Effects Of Strengthening Intellectual Property Rights In Newly Industrialized Economies: Evidence From Taiwan'S 1994 Patent Reform
Abstract"Does strengthening intellectual property rights (IPR) in terms of a longer patent life induce more patents? This article investigates the responses of high-technology firms to Taiwan's 1994 patent reform. Empirical analyses reveal that firms' patenting propensity rose gradually before patent reform and showed an increase after patent reform, tending to support the viewpoint that stronger IPR can induce more patents. However, this cannot lead to lasting effect. Furthermore, patenting capability can serve as the access ticket for potential entrants to a science park under the circumstance of stronger IPR protections. These new entrants are found to have a better post-entry performance in patenting relative to the incumbents in the short run. "("JEL "O14, O31) Copyright (c) 2008 Western Economic Association International.
Download InfoIf you experience problems downloading a file, check if you have the proper application to view it first. In case of further problems read the IDEAS help page. Note that these files are not on the IDEAS site.

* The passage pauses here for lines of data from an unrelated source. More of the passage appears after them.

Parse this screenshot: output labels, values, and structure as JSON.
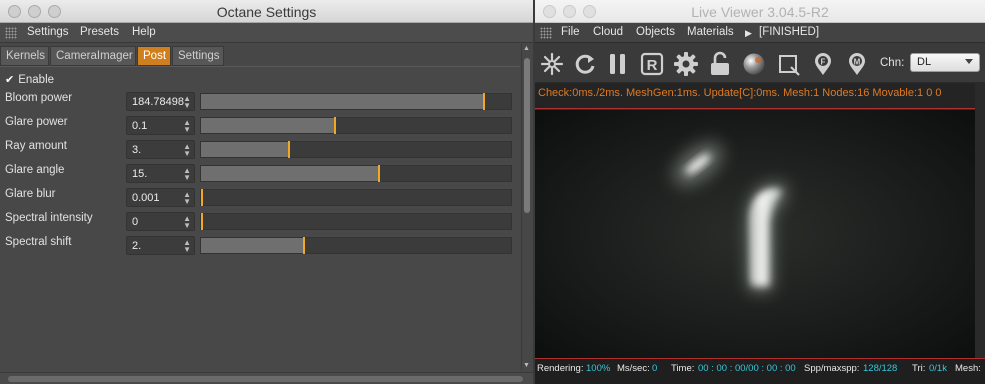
{
  "left_window": {
    "title": "Octane Settings",
    "menu": [
      "Settings",
      "Presets",
      "Help"
    ],
    "tabs": [
      "Kernels",
      "CameraImager",
      "Post",
      "Settings"
    ],
    "active_tab": "Post",
    "enable_label": "Enable",
    "enable_checked": true,
    "rows": [
      {
        "label": "Bloom power",
        "value": "184.78498",
        "level": 0.91
      },
      {
        "label": "Glare power",
        "value": "0.1",
        "level": 0.43
      },
      {
        "label": "Ray amount",
        "value": "3.",
        "level": 0.28
      },
      {
        "label": "Glare angle",
        "value": "15.",
        "level": 0.57
      },
      {
        "label": "Glare blur",
        "value": "0.001",
        "level": 0.0
      },
      {
        "label": "Spectral intensity",
        "value": "0",
        "level": 0.0
      },
      {
        "label": "Spectral shift",
        "value": "2.",
        "level": 0.33
      }
    ],
    "accent_color": "#f5a623",
    "active_tab_color": "#cf7f1e"
  },
  "right_window": {
    "title": "Live Viewer 3.04.5-R2",
    "menu": [
      "File",
      "Cloud",
      "Objects",
      "Materials",
      "[FINISHED]"
    ],
    "toolbar_icons": [
      "send-scene-icon",
      "restart-icon",
      "pause-icon",
      "region-render-icon",
      "settings-gear-icon",
      "lock-icon",
      "material-ball-icon",
      "focus-picker-icon",
      "f-pin-icon",
      "m-pin-icon"
    ],
    "channel_label": "Chn:",
    "channel_value": "DL",
    "status_text": "Check:0ms./2ms. MeshGen:1ms. Update[C]:0ms. Mesh:1 Nodes:16 Movable:1  0 0",
    "footer": {
      "rendering_label": "Rendering:",
      "rendering_value": "100%",
      "ms_label": "Ms/sec:",
      "ms_value": "0",
      "time_label": "Time:",
      "time_value": "00 : 00 : 00/00 : 00 : 00",
      "spp_label": "Spp/maxspp:",
      "spp_value": "128/128",
      "tri_label": "Tri:",
      "tri_value": "0/1k",
      "mesh_label": "Mesh:"
    },
    "status_color": "#e07a22",
    "footer_value_color": "#34c7d9"
  }
}
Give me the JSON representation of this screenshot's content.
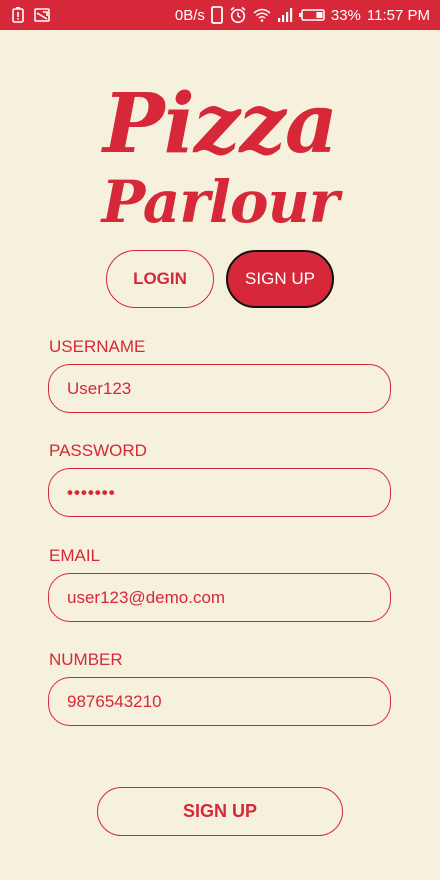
{
  "status_bar": {
    "net_speed": "0B/s",
    "battery": "33%",
    "time": "11:57 PM",
    "color": "#d62839"
  },
  "logo": {
    "line1": "Pizza",
    "line2": "Parlour"
  },
  "tabs": {
    "login": "LOGIN",
    "signup": "SIGN UP",
    "active": "signup"
  },
  "form": {
    "username": {
      "label": "USERNAME",
      "value": "User123"
    },
    "password": {
      "label": "PASSWORD",
      "value": "•••••••"
    },
    "email": {
      "label": "EMAIL",
      "value": "user123@demo.com"
    },
    "number": {
      "label": "NUMBER",
      "value": "9876543210"
    }
  },
  "submit": {
    "label": "SIGN UP"
  },
  "colors": {
    "accent": "#d62839",
    "background": "#f5f1dd"
  }
}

Please be patient as the files may be large.
As the access to this document is restricted, you may want to look for a different version under "Related research" (further below) or search for a different version of it.

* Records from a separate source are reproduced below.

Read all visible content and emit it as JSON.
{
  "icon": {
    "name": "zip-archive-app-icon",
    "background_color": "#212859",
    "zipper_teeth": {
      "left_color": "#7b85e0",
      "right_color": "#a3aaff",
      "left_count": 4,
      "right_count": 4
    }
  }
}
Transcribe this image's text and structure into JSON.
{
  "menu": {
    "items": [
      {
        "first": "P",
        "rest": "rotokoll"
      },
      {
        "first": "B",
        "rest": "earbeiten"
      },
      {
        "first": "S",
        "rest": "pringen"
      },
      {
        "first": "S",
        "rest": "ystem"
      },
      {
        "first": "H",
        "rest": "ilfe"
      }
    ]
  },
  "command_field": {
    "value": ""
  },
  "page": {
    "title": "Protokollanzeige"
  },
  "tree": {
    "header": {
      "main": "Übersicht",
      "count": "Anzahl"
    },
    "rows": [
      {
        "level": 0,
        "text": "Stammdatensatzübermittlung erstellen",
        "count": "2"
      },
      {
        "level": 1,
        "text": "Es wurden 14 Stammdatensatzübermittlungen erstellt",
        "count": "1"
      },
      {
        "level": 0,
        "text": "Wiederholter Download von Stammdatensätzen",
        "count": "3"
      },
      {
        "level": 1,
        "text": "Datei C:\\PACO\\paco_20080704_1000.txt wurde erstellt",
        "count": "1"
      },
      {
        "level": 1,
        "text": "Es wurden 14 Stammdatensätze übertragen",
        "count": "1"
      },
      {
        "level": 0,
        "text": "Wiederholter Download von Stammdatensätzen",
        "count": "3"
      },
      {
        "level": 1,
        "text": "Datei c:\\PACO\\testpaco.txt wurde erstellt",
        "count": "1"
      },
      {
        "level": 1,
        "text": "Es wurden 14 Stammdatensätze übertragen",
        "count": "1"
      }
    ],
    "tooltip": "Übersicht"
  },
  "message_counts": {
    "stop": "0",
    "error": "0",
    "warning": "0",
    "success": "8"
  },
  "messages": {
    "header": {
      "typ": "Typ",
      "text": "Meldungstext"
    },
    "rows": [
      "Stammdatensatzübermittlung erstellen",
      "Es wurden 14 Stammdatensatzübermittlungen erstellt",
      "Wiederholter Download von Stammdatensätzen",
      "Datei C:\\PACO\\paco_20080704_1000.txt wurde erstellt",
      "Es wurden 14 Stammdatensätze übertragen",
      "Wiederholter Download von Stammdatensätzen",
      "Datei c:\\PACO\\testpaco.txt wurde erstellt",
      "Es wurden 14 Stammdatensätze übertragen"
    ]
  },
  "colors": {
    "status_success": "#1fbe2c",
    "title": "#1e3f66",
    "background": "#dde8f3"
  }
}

Bibliographic InfoArticle provided by Western Economic Association International in its journal Contemporary Economic Policy.

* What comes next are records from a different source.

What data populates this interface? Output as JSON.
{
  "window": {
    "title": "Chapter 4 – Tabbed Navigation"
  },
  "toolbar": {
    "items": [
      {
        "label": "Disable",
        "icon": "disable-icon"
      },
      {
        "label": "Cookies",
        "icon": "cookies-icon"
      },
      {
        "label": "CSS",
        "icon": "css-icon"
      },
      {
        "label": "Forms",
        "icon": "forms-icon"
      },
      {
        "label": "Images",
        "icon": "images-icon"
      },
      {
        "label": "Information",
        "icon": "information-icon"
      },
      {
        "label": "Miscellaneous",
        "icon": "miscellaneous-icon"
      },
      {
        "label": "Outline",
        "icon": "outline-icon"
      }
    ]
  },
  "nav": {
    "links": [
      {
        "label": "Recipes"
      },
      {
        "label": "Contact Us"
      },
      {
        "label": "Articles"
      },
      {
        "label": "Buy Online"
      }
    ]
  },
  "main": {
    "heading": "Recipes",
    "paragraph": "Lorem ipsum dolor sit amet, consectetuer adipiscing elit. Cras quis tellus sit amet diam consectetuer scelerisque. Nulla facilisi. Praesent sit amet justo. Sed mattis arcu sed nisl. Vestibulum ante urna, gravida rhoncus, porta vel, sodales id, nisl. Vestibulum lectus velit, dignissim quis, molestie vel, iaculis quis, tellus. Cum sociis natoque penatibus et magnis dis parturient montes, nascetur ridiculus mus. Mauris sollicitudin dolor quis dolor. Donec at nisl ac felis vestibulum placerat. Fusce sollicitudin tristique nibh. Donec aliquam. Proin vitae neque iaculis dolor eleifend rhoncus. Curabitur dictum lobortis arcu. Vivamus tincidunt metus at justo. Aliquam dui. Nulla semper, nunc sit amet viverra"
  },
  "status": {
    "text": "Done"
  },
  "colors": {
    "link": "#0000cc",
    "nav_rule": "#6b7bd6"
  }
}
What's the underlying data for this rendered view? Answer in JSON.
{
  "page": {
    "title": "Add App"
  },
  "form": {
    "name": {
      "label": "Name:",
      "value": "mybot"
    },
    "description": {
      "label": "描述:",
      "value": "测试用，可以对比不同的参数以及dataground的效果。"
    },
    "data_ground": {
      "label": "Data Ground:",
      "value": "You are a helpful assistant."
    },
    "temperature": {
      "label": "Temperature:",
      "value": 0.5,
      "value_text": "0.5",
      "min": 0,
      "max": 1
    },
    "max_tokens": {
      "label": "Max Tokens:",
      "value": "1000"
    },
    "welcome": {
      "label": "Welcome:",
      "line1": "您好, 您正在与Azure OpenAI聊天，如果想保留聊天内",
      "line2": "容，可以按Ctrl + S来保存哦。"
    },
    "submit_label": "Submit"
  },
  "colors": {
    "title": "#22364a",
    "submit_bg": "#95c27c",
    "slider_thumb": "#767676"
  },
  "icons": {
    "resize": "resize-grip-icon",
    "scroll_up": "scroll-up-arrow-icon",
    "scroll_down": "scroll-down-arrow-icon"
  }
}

Volume (Year): 26 (2008)
Issue (Month): 2 (04)
Contact details of provider:
Postal: 18830 Brookhurst Street, Suite 304, Fountain Valley, CA 92708 USA
Web page: http://www.blackwellpublishing.com/journal.asp?ref=1074-3529
More information through EDIRC
Find related papers by JEL classification:
- O14 - Economic Development, Technological Change, and Growth - - Economic Development - - - Industrialization; Manufacturing and Service Industries; Choice of Technology
- O31 - Economic Development, Technological Change, and Growth - - Technological Change; Research and Development; Intellectual Property Rights - - - Innovation and Invention: Processes and Incentives
You can help add them by filling out this form.
reading list or among the top items on IDEAS.Access and download statisticsgeneral information about how to correct material in RePEc.
For technical questions regarding this item, or to correct its authors, title, abstract, bibliographic or download information, contact: (Wiley-Blackwell Digital Licensing) or (Christopher F. Baum).
If you have authored this item and are not yet registered with RePEc, we encourage you to do it here. This allows to link your profile to this item. It also allows you to accept potential citations to this item that we are uncertain about.
If references are entirely missing, you can add them using this form.
If the full references list an item that is present in RePEc, but the system did not link to it, you can help with this form.
If you know of missing items citing this one, you can help us creating those links by adding the relevant references in the same way as above, for each refering item. If you are a registered author of this item, you may also want to check the "citations" tab in your profile, as there may be some citations waiting for confirmation.
Please note that corrections may take a couple of weeks to filter through the various RePEc services.